EXERCISE DETAILS: Return every line below in which "Lily" appears.

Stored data
--
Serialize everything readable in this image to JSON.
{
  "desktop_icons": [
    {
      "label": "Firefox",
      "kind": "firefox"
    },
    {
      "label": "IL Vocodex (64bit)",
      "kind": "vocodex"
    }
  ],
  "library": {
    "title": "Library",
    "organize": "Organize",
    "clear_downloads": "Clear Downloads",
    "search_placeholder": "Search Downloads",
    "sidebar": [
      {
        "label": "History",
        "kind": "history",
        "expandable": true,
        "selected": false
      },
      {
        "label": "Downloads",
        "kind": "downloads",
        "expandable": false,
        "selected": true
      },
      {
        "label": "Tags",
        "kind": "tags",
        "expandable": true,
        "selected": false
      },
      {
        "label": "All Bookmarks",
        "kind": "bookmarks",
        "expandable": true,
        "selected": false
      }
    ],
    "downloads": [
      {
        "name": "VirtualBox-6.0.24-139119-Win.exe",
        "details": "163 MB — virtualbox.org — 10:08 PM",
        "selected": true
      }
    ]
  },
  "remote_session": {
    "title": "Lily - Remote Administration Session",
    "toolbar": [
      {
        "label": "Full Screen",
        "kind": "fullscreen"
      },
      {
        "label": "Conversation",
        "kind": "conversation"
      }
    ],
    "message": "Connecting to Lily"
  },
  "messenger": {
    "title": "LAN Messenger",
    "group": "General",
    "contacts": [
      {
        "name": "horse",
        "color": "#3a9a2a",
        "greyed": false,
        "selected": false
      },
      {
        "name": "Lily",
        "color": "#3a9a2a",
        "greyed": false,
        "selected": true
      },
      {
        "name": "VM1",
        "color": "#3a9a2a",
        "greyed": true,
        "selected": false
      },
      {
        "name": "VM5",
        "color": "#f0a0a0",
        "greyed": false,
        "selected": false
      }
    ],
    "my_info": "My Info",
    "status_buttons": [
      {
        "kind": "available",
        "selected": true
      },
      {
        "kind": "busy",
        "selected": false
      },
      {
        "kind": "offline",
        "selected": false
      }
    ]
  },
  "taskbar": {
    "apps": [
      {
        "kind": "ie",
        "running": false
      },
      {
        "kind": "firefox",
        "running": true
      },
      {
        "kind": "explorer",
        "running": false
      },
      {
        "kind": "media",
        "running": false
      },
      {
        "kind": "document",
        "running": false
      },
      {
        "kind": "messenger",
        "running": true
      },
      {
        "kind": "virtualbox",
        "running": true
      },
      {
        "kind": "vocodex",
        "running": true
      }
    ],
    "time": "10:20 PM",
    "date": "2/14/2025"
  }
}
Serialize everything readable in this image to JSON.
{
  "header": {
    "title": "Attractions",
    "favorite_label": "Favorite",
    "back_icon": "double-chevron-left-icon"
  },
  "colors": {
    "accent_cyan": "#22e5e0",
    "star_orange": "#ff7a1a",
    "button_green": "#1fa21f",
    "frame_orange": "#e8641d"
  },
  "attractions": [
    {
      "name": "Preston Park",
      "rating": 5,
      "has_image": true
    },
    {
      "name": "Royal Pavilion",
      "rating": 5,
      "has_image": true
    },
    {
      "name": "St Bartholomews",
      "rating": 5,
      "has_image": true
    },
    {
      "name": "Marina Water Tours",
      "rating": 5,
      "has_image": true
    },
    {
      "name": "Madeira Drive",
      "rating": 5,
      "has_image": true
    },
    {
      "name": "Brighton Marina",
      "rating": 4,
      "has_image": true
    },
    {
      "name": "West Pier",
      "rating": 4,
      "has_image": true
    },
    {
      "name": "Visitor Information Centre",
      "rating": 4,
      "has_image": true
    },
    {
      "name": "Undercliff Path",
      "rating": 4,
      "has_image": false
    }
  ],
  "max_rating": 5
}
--
WRITTEN REPLY:
    "title": "Lily - Remote Administration Session",
    "message": "Connecting to Lily"
        "name": "Lily",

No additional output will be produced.